Pagina vii - Government," resolves all civil obligation into expediency; and he proceeds to say that "so long as the interest of the whole society requires it, that is, so long as the established government cannot be resisted or changed without public inconveniency, it is the will of God . . . that the established government be obeyed— and no longer. This principle being admitted, the justice of every particular case of resistance is reduced to a computation of the quantity of the danger and grievance on the...
Pagina 20 - And the truth is, there was so little curiosity either in the court, or the country, to know any thing of Scotland, or what was done there, that when the whole nation was solicitous to know what passed weekly in Germany and Poland, and all other parts of Europe, no man ever inquired what was doing in Scotland, nor had that kingdom a place or mention in one page of any gazette...
Pagina vii - Government', resolves all civil obligation into expediency ; and he proceeds to say, ' that so long as the interest of the whole society requires it, that is, so long as the established government cannot be resisted or changed without public inconveniency, it is the will of God that the established government be obeyed, and no longer.' - 'This principle being admitted, the justice of every particular case of resistance is reduced to a computation of the quantity of...
Pagina 64 - Church than the promotion of churchmen to places of the greatest honour and offices of the highest trust : and this opinion and the prosecution of it (though his integrity was unquestionable, and his zeal as great for the good and honour of the State as for the advancement and security of the Church) was the unhappy foundation of his own ruin, and of the prejudice towards, and malice against, and almost destruction of, the Church.

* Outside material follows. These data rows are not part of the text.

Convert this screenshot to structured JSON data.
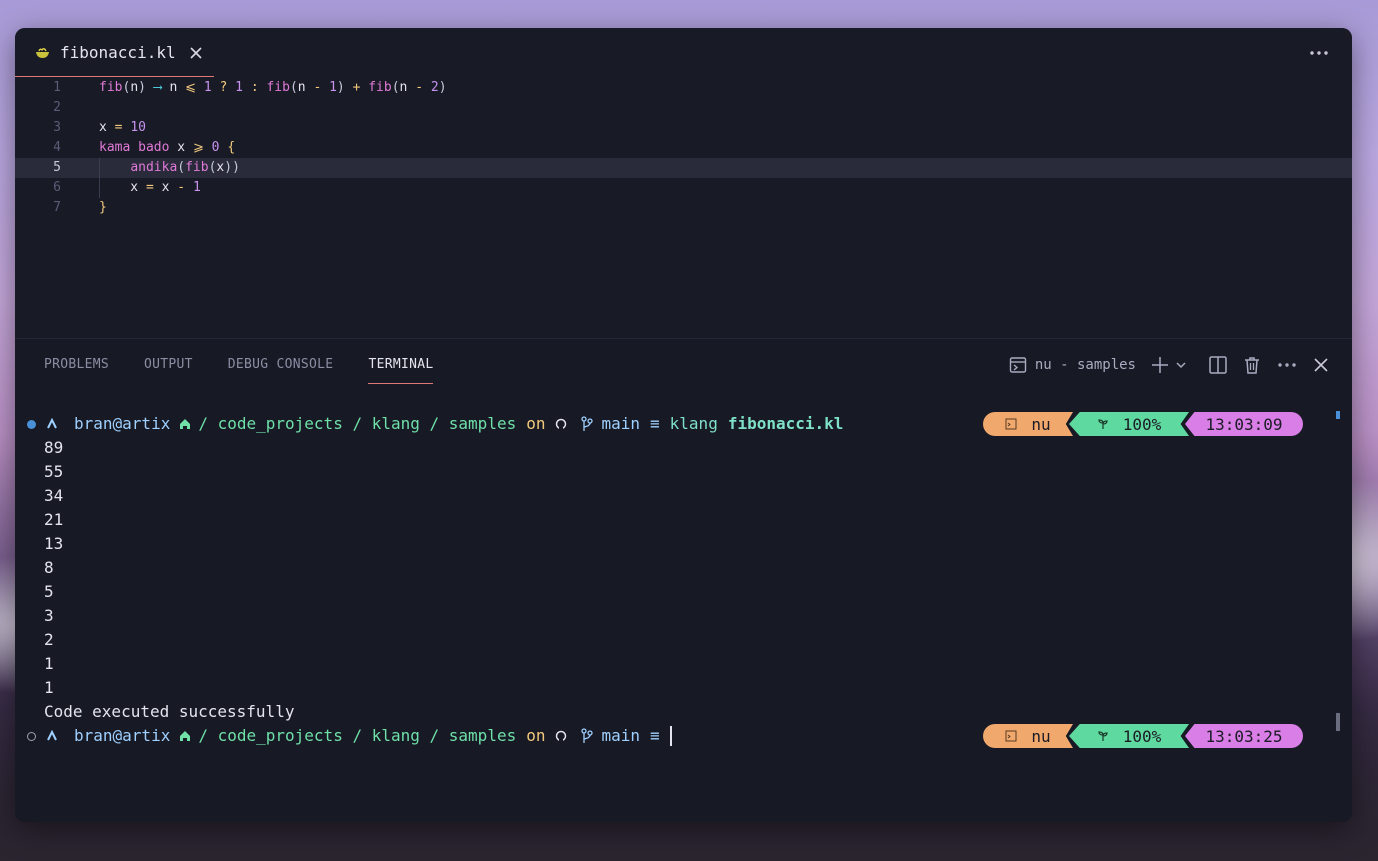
{
  "tab": {
    "filename": "fibonacci.kl"
  },
  "editor": {
    "line_numbers": [
      "1",
      "2",
      "3",
      "4",
      "5",
      "6",
      "7"
    ],
    "lines": [
      [
        [
          "f",
          "fib"
        ],
        [
          "p",
          "("
        ],
        [
          "v",
          "n"
        ],
        [
          "p",
          ")"
        ],
        [
          "v",
          " "
        ],
        [
          "o",
          "⟶"
        ],
        [
          "v",
          " n "
        ],
        [
          "y",
          "⩽"
        ],
        [
          "v",
          " "
        ],
        [
          "n",
          "1"
        ],
        [
          "v",
          " "
        ],
        [
          "y",
          "?"
        ],
        [
          "v",
          " "
        ],
        [
          "n",
          "1"
        ],
        [
          "v",
          " "
        ],
        [
          "y",
          ":"
        ],
        [
          "v",
          " "
        ],
        [
          "f",
          "fib"
        ],
        [
          "p",
          "("
        ],
        [
          "v",
          "n "
        ],
        [
          "y",
          "-"
        ],
        [
          "v",
          " "
        ],
        [
          "n",
          "1"
        ],
        [
          "p",
          ")"
        ],
        [
          "v",
          " "
        ],
        [
          "y",
          "+"
        ],
        [
          "v",
          " "
        ],
        [
          "f",
          "fib"
        ],
        [
          "p",
          "("
        ],
        [
          "v",
          "n "
        ],
        [
          "y",
          "-"
        ],
        [
          "v",
          " "
        ],
        [
          "n",
          "2"
        ],
        [
          "p",
          ")"
        ]
      ],
      [],
      [
        [
          "v",
          "x "
        ],
        [
          "y",
          "="
        ],
        [
          "v",
          " "
        ],
        [
          "n",
          "10"
        ]
      ],
      [
        [
          "k",
          "kama bado"
        ],
        [
          "v",
          " x "
        ],
        [
          "y",
          "⩾"
        ],
        [
          "v",
          " "
        ],
        [
          "n",
          "0"
        ],
        [
          "v",
          " "
        ],
        [
          "y",
          "{"
        ]
      ],
      [
        [
          "v",
          "    "
        ],
        [
          "f",
          "andika"
        ],
        [
          "p",
          "("
        ],
        [
          "f",
          "fib"
        ],
        [
          "p",
          "("
        ],
        [
          "v",
          "x"
        ],
        [
          "p",
          "))"
        ]
      ],
      [
        [
          "v",
          "    x "
        ],
        [
          "y",
          "="
        ],
        [
          "v",
          " x "
        ],
        [
          "y",
          "-"
        ],
        [
          "v",
          " "
        ],
        [
          "n",
          "1"
        ]
      ],
      [
        [
          "y",
          "}"
        ]
      ]
    ]
  },
  "panel": {
    "tabs": [
      "PROBLEMS",
      "OUTPUT",
      "DEBUG CONSOLE",
      "TERMINAL"
    ],
    "active_tab": "TERMINAL",
    "terminal_name": "nu - samples"
  },
  "terminal": {
    "prompt1": {
      "user": "bran@artix",
      "path": "/ code_projects / klang / samples",
      "on": "on",
      "branch": "main",
      "branch_status": "≡",
      "command": "klang",
      "arg": "fibonacci.kl",
      "shell": "nu",
      "battery": "100%",
      "time": "13:03:09"
    },
    "output": [
      "89",
      "55",
      "34",
      "21",
      "13",
      "8",
      "5",
      "3",
      "2",
      "1",
      "1",
      "Code executed successfully"
    ],
    "prompt2": {
      "user": "bran@artix",
      "path": "/ code_projects / klang / samples",
      "on": "on",
      "branch": "main",
      "branch_status": "≡",
      "shell": "nu",
      "battery": "100%",
      "time": "13:03:25"
    }
  },
  "icons": {
    "tab": "bowl-icon",
    "terminal": "terminal-icon",
    "shell_prompt": "caret-icon",
    "home": "home-icon",
    "git": "github-icon",
    "branch": "branch-icon",
    "battery": "leaf-icon"
  },
  "colors": {
    "accent": "#e0787a",
    "window_bg": "#181a26",
    "seg_shell": "#f0a86d",
    "seg_battery": "#5ed9a0",
    "seg_time": "#d87ee6"
  }
}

Pagina 413 - Your Majesty in all time coming. They have no other end but to preserve their religion in purity, and their liberties entire. That they intend the overthrow of monarchical government is a calumny. They are capable of no other, for many and great reasons; and ere they will admit another than Your Majesty, and after you your son and nearest of your posterity, to sit upon your throne, many thousands of them will spend their dearest blood.

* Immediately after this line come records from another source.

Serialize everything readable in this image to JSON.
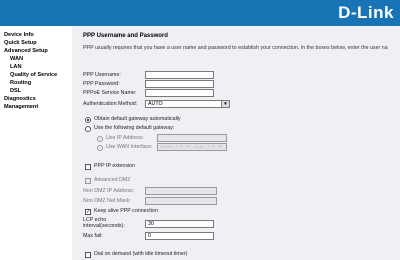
{
  "brand": {
    "logo_text": "D-Link"
  },
  "nav": {
    "device_info": "Device Info",
    "quick_setup": "Quick Setup",
    "advanced_setup": "Advanced Setup",
    "wan": "WAN",
    "lan": "LAN",
    "qos": "Quality of Service",
    "routing": "Routing",
    "dsl": "DSL",
    "diagnostics": "Diagnostics",
    "management": "Management"
  },
  "page": {
    "title": "PPP Username and Password",
    "description": "PPP usually requires that you have a user name and password to establish your connection. In the boxes below, enter the user na"
  },
  "form": {
    "username_label": "PPP Username:",
    "password_label": "PPP Password:",
    "service_name_label": "PPPoE Service Name:",
    "auth_label": "Authentication Method:",
    "auth_value": "AUTO",
    "gw_auto_label": "Obtain default gateway automatically",
    "gw_manual_label": "Use the following default gateway:",
    "gw_ip_label": "Use IP Address:",
    "gw_wan_label": "Use WAN Interface:",
    "gw_wan_value": "pppoe_0_0_35_1/ppp_0_0_35_1",
    "ppp_ip_ext_label": "PPP IP extension",
    "adv_dmz_label": "Advanced DMZ",
    "non_dmz_ip_label": "Non DMZ IP Address:",
    "non_dmz_mask_label": "Non DMZ Net Mask:",
    "keepalive_label": "Keep alive PPP connection",
    "lcp_label_1": "LCP echo",
    "lcp_label_2": "interval(seconds):",
    "lcp_value": "30",
    "max_fail_label": "Max fail:",
    "max_fail_value": "0",
    "dial_on_demand_label": "Dial on demand (with idle timeout timer)"
  }
}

Pagina 128 - ... they have been wrought upon towards the lessening the one, or the other, by any other suggestions or infusions, than such as should make them jealous or apprehensive of a design to introduce popery; their whole religion consisting in an entire detestation of popery, in believing the pope to be Antichrist, and hating perfectly the persons of all papists ; and I doubt all others, who did not hate them.

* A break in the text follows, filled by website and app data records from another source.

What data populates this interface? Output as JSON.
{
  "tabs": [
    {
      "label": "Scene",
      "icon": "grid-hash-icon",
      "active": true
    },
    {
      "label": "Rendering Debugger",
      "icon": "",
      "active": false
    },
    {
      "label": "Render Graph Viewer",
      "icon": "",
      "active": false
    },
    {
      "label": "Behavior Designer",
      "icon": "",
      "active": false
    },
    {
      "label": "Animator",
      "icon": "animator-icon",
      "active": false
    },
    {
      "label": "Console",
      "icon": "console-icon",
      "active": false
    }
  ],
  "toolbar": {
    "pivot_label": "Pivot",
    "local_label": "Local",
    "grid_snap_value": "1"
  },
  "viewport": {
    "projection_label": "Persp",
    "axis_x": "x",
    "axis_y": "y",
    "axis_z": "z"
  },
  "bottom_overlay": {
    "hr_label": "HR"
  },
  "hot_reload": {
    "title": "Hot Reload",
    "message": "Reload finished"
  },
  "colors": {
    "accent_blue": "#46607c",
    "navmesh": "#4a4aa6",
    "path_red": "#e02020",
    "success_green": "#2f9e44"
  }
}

Pagina 166 - ... reasons, not to hearken to innovations, as will fully satisfy you that it is dangerous to give the least ear to such innovators, but it is desperate to be misled by them: But to settle your judgment, mark but the admonition of the wisest of men, King Solomon, Prov.
Pagina 224 - ... such was the wisdom and authority of that old, little, crooked soldier that all, with an incredible submission, from the beginning to the end, gave over themselves to be guided by him as if he had been Great Solyman.